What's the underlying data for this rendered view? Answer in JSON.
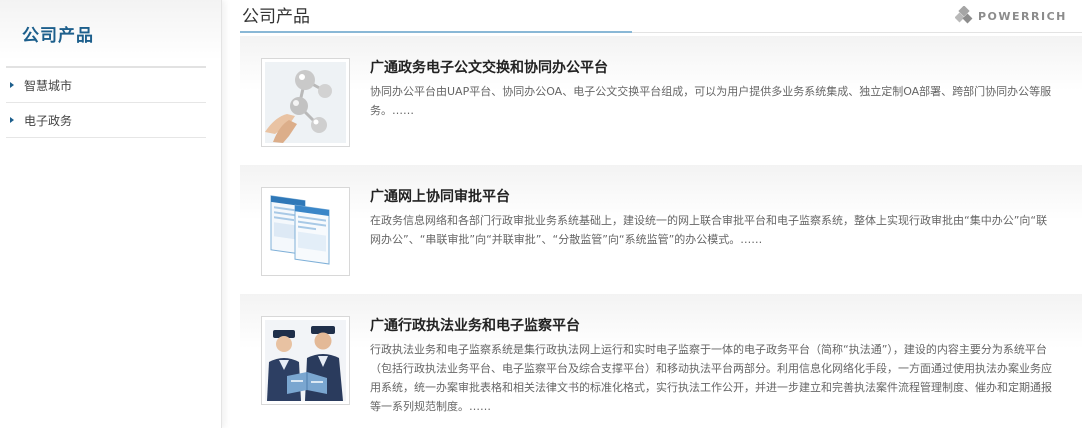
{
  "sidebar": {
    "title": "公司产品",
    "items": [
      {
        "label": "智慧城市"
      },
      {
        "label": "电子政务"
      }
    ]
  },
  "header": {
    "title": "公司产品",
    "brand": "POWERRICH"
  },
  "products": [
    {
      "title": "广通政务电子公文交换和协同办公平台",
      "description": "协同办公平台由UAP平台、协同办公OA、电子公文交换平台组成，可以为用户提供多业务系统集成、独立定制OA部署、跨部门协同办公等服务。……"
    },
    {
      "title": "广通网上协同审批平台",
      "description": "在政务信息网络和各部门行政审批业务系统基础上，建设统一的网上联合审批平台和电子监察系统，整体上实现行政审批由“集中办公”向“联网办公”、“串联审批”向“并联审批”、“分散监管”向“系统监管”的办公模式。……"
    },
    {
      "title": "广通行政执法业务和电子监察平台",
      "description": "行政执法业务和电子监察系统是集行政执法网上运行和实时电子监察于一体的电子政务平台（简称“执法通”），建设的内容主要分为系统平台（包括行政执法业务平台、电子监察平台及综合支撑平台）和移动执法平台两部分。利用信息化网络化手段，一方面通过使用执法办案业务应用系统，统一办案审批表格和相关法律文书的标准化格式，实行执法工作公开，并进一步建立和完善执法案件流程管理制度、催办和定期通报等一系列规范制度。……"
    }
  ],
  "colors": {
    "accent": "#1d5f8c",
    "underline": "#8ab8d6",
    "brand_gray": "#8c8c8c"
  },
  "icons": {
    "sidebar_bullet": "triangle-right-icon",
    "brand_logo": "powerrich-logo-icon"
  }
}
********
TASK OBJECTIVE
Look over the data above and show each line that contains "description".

PROBLEM SOLUTION
      "description": "协同办公平台由UAP平台、协同办公OA、电子公文交换平台组成，可以为用户提供多业务系统集成、独立定制OA部署、跨部门协同办公等服务。……"
      "description": "在政务信息网络和各部门行政审批业务系统基础上，建设统一的网上联合审批平台和电子监察系统，整体上实现行政审批由“集中办公”向“联网办公”、“串联审批”向“并联审批”、“分散监管”向“系统监管”的办公模式。……"
      "description": "行政执法业务和电子监察系统是集行政执法网上运行和实时电子监察于一体的电子政务平台（简称“执法通”），建设的内容主要分为系统平台（包括行政执法业务平台、电子监察平台及综合支撑平台）和移动执法平台两部分。利用信息化网络化手段，一方面通过使用执法办案业务应用系统，统一办案审批表格和相关法律文书的标准化格式，实行执法工作公开，并进一步建立和完善执法案件流程管理制度、催办和定期通报等一系列规范制度。……"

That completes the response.